A bill that will be introduced later this month in the West Virginia Legislature seeks to create a statewide program to help pay for the demolition of dilapidated structures across the Mountain State. The legislation, which is being introduced by Sen. Chandler Swope, R-6th District, will help localities with the cost of tearing down abandoned houses and buildings that are eyesores and pose public health issues.
Here in southern West Virginia, most of us can pinpoint an abandoned structure that is in a state of disrepair in our individual communities, neighborhoods and towns. Some of these buildings are in danger of falling down.
Of course, finding the funding that is necessary to demolish these eyesores has always been a problem.
Swope, the founder and past president of Swope Construction Company in Bluefield, correctly points to McDowell County as an area in particular need of assistance. Officials estimate that there are between 5,000 to 8,000 abandoned homes and buildings in McDowell County alone that need to come down.
Swope’s proposed legislation will authorize the Department of Environmental Protection (DEP) to create and administer the program as an extension of the REAP (Rehabilitation Environmental Action Plan) program. He believes the measure will have strong support in the Republican-controlled House and Senate.
Swope actually started working on a demolition project two years ago that initially focused on McDowell County.
Early in 2018 he spearheaded the Clean Up McDowell campaign that also includes bringing sewer, water and broadband services to the county’s communities. The plan was to first focus on removing abandoned buildings and houses in the county.
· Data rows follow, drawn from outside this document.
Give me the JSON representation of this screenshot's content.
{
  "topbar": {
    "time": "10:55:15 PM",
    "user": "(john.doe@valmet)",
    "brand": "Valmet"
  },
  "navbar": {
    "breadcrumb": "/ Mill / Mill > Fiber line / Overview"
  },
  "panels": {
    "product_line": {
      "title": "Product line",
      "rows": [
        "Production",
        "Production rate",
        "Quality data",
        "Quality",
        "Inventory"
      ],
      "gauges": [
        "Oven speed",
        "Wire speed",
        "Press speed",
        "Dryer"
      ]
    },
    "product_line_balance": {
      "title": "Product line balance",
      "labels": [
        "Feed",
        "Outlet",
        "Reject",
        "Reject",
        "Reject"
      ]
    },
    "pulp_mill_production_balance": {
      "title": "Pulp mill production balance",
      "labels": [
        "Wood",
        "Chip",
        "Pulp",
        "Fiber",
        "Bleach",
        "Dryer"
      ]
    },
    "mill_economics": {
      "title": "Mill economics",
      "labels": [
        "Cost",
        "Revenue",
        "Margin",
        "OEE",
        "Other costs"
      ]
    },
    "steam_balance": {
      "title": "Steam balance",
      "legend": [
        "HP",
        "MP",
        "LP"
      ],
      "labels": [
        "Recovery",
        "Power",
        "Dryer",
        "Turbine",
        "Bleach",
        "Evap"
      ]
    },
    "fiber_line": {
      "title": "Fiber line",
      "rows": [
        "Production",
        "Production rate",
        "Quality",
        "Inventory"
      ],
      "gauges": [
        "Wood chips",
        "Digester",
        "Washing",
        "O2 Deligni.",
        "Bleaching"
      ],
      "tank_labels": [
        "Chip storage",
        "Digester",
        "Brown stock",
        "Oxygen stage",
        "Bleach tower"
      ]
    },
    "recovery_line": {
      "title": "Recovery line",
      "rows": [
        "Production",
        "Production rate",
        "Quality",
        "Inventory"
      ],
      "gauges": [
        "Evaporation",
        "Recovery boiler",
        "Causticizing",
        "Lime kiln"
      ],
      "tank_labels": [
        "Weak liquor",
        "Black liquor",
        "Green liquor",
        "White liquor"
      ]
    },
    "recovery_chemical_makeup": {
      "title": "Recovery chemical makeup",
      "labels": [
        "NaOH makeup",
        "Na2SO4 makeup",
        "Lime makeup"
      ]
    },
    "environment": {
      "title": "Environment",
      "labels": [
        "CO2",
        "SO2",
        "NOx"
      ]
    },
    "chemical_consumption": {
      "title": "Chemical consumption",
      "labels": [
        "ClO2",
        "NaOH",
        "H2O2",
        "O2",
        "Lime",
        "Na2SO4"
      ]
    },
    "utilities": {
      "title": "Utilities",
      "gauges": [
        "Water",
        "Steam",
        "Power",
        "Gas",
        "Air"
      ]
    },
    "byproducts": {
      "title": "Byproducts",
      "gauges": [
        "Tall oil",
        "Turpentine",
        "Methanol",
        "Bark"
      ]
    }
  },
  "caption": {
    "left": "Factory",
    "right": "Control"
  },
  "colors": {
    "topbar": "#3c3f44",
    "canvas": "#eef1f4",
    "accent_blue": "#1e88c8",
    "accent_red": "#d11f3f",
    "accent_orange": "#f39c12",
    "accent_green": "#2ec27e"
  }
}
Swope’s idea was to enlist the help of the National Guard to dispose of the debris and start looking for money to pay for the demolitions. However, with the cost of demolishing a house about $5,000, the price tag for McDowell County alone was estimated at between $25 million to $40 million.
At that point, Swope realized it would have to be a statewide initiative to help all counties, with a continuing source of revenue earmarked for the work. So he took the idea to Gov. Jim Justice, who liked the concept and urged him to develop it with the help of the National Guard.
“Last year, the governor assigned this to the National Guard but they were so busy they didn’t do it,” Swope told the Daily Telegraph last month. “This year the governor gave me the OK to write it and authorize DEP. We got it done and it’s ready to be introduced.”
Swope’s bill is important, and it merits full consideration in the Legislature.
Having a dedicated source of state funding to assist with the removal of dilapidated and blighted structures will help to enhance our individual communities, towns and neighborhoods.
When the blight is removed, there is additional room for growth.